The tall trees that shade Helga Huntley’s home in Timber Creek would make installing solar panels on the roof ineffective. But, thanks to a new program from the City of Newark, all of the electricity that Huntley and her family use now comes from solar and other renewable energy sources.
“I am an oceanographer, professionally, so I deal a lot with the kind of data that shows how humans are affecting the climate,” Huntley said. “It’s important to me that we do something about it, and at some level, everybody has to contribute.”
Huntley, who serves on the city’s Conservation Advisory Commission, was among the first Newarkers to sign up for the program, which rolled out in May. Participants in the program pay a monthly surcharge to receive power from 100 percent renewable sources.
Existing city electric customers can opt into the program, while all new accounts are automatically enrolled unless they opt out.
So far, participation is exceeding estimates, city officials said.
As of June 30, more than 1,600 people were enrolled in the program, representing approximately 13 percent of the city’s total customers, according to Finance Director David Del Grande. Approximately 30 of those are people who opted in, and the rest are new accounts.
“It’s doing better than we anticipated,” City Manager Tom Coleman said. “I thought we would have a lot more people opt out than we have had. So I think our initial estimates for the program are definitely exceeded.”
Del Grande said the program increases a customer’s electric bills by approximately 10 percent. For Huntley, that amounts to less than $10 per month, she said.
Coleman expects the program to generate approximately $120,000 to $200,000 per year.
In simple terms, much of the money will go toward supporting the addition of more solar power generation in Newark.
The city already maintains the McKees Solar Park off Cleveland Avenue and plans to add approximately 1.3 MW of solar generation to the city’s inventory later this year or early next year. Solar panels are planned for the roof of the municipal building, the George Wilson Center and two buildings at the city maintenance yard off Phillips Avenue. Solar panels will also be installed in a vacant field near the Newark Reservoir, and the existing McKees site will be expanded.
The new solar panels are part of a $10 million energy efficiency initiative that is funded by a loan that will be paid off though cost savings and energy sales over 20 years.

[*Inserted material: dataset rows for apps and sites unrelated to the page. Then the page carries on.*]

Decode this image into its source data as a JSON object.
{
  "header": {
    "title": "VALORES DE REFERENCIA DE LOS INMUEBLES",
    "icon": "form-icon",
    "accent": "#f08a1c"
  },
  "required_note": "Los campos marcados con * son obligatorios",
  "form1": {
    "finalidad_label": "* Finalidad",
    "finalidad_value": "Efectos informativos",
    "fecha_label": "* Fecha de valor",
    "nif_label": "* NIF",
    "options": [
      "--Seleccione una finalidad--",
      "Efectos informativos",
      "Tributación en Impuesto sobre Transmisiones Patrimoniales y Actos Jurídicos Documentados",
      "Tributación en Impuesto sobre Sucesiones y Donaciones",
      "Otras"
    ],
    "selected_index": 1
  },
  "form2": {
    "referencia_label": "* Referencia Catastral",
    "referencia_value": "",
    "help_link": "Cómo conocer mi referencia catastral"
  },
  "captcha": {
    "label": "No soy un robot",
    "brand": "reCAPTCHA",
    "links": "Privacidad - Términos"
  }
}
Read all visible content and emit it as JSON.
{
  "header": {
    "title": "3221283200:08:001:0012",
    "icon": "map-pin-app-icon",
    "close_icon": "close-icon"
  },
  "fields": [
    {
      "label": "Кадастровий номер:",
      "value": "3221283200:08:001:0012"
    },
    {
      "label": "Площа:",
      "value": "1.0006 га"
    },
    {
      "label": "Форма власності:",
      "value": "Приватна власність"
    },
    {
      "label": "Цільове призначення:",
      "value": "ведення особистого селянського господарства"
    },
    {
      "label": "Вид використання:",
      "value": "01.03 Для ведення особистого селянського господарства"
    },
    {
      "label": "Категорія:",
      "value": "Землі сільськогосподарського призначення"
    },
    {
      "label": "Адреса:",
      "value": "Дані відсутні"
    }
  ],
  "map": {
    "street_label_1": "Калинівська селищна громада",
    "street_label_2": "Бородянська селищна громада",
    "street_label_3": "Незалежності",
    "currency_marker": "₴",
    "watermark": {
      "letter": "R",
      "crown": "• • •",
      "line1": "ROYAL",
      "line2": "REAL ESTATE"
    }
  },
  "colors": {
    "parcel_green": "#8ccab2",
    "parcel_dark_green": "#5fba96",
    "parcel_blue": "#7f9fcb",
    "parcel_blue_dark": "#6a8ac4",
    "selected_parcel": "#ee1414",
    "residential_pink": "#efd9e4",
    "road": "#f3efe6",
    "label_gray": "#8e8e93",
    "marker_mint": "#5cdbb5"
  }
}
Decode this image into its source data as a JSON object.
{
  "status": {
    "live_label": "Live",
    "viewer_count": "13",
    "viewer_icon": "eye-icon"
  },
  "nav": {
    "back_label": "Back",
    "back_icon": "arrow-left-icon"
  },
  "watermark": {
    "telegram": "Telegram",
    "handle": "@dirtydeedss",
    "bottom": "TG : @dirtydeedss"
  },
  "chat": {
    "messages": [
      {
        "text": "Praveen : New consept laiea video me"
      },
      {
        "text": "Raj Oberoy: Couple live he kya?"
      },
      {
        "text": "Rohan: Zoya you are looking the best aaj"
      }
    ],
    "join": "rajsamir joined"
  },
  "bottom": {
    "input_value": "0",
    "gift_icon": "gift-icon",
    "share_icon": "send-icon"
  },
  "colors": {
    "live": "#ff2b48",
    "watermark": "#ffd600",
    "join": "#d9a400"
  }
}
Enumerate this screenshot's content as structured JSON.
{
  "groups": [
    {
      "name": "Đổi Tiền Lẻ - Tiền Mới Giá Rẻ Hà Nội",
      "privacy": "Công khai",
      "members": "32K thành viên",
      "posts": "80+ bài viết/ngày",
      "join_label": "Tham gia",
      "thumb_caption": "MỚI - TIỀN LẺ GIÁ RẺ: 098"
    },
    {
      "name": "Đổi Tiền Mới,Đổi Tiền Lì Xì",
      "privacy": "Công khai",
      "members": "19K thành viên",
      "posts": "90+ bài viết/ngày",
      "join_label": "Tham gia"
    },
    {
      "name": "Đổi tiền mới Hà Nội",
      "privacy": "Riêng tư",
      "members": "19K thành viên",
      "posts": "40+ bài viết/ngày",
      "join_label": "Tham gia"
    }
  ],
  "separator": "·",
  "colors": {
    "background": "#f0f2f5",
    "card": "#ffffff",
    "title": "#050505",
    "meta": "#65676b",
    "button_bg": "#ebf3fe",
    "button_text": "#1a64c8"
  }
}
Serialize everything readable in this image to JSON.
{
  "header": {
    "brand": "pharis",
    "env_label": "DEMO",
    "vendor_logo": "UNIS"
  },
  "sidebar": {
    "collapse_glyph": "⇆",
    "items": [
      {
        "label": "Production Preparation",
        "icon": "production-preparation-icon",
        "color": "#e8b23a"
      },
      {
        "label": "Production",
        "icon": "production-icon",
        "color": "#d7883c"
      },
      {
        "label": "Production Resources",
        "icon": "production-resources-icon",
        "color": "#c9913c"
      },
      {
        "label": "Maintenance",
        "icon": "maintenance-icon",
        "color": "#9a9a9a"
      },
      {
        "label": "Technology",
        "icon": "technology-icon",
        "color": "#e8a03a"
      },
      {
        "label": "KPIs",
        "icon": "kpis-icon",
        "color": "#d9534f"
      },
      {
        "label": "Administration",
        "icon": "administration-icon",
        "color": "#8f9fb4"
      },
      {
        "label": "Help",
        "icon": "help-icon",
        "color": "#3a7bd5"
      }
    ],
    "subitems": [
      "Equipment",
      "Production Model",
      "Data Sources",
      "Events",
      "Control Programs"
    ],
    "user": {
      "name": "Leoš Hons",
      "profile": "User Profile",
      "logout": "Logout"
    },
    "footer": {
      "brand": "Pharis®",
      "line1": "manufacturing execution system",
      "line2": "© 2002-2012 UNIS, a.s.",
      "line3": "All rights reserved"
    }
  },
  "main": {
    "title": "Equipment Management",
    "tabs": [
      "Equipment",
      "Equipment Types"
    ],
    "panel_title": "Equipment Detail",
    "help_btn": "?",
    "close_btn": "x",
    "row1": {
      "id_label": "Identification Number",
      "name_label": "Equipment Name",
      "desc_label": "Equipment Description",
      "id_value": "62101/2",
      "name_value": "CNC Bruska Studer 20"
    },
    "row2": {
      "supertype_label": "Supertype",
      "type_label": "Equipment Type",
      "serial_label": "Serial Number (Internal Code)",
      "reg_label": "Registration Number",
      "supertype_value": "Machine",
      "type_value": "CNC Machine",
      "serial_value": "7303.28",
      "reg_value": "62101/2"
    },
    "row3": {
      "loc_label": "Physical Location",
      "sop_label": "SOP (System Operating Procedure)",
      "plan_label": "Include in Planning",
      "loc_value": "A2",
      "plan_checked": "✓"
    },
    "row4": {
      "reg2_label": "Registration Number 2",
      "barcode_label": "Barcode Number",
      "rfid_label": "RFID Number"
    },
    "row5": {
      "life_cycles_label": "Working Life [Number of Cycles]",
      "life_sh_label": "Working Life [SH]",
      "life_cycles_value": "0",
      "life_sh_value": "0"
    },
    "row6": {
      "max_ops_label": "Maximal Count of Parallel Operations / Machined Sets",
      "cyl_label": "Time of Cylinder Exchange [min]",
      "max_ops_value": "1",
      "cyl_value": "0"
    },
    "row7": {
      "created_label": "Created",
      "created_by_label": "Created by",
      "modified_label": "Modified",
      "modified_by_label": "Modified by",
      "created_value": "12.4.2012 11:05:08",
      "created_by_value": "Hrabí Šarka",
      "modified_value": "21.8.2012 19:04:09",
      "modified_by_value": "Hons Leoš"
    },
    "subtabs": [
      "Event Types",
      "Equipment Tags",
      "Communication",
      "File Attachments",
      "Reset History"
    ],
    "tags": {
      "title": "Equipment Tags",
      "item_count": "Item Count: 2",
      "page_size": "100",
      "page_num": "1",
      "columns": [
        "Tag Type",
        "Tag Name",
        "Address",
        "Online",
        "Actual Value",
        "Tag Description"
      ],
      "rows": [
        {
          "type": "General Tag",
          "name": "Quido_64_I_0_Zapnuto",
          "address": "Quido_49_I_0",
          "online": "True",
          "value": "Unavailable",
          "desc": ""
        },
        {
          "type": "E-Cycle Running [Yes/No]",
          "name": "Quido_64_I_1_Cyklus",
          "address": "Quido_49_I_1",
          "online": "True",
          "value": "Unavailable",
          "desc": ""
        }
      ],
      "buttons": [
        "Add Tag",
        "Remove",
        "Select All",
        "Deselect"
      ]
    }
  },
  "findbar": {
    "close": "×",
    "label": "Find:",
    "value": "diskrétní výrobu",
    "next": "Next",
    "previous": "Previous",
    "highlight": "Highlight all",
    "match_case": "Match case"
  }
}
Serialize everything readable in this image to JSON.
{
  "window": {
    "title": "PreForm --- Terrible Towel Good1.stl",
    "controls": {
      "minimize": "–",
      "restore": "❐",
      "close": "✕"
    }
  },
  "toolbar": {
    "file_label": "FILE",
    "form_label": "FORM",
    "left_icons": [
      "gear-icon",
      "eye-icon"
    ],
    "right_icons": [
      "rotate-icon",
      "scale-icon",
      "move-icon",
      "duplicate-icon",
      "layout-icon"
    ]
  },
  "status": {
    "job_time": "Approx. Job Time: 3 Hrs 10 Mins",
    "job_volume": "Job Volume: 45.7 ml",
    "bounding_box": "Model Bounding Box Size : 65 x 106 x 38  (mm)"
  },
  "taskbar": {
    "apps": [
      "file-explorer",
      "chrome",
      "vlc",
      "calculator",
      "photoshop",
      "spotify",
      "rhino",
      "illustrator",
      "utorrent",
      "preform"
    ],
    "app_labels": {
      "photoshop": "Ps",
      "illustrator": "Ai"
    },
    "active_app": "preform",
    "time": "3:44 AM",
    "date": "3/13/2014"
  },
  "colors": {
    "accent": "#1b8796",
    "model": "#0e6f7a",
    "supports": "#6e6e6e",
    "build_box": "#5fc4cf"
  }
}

If demand for renewable energy exceeds what Newark produces, the city will purchase renewable energy certificates, often referred to as RECs, from other renewable energy producers in the area.
Because the energy grid is fed by multiple sources, there’s no way for customers to know exactly where their energy comes from. RECs are sold by producers of solar, wind and other green energy and assign “ownership” of the green energy to the purchaser.
“The way that you track that you bought it from a renewable source is RECs,” Coleman explained earlier this year. “They’re really the tracking mechanism of who gets to say they’re using renewable energy.”
The renewable energy program was one of the goals of the Newark Sustainability Plan, which was approved by council in 2019. The plan calls for Newark to sell 100 percent renewable energy by 2045, reduce its greenhouse gas emissions to net zero by 2060, improve air quality, reduce water consumption and encourage a “car-free lifestyle,” among other goals.
“It’s great that we offer this program to those who want to do a little bit more,” Del Grande said. “We greatly appreciate our customers’ help with reaching our sustainability goals.”
Coleman said the city is planning outreach efforts to educate residents about the program and is expecting more people to opt in when they learn more about it.
“I’ve had quite a few people tell me, ‘Oh, yeah, I still need to do that’,” he said. “So I think we’ll see more people join, and we’ve had some businesses reach out with some interest.”
Huntley noted that the city’s program is an easy way for Newarkers to purchase clean energy and do their part to reduce climate change.
“One of the beauties of this program is that it’s super easy,” she said. “You don’t really have to do anything. You don’t have to do your own investigation, you don’t have to do price comparisons, you don’t have to make sure that your house is in the right condition that your roof can hold up a solar panel. You’re not responsible for any of the infrastructure. The city handles all of that.”
Andrew O’Donnell, another early adopter of the program, said participating has gotten him a lot closer to his own environmental goals. The Arbour Park resident switched to driving an electric vehicle in 2018 and can now charge his Nissan Leaf with 100 percent renewable energy.
“We have 100 percent renewable electricity to our house, which the car runs off that,” O’Donnell said. “The only thing left is getting rid of the gas water heater, which is going to be sometime this year. So we’re just about a 100-percent carbon-free household here.”
On his first bill under the new program, the renewable energy surcharge was $6.90, which he said is well worth it.
“It’s a complete game changer,” he said. “Every time we used any electricity in the house, it felt like most of it is coming from some dirty plant somewhere and is throwing smoke in the air because I’m using electricity to wash the dishes. Now, it’s just complete peace of mind to go ahead and watch TV or just go about your normal life and know that all your electricity is coming from a renewable source. It means a lot.”
For more information about the renewable energy program, click here.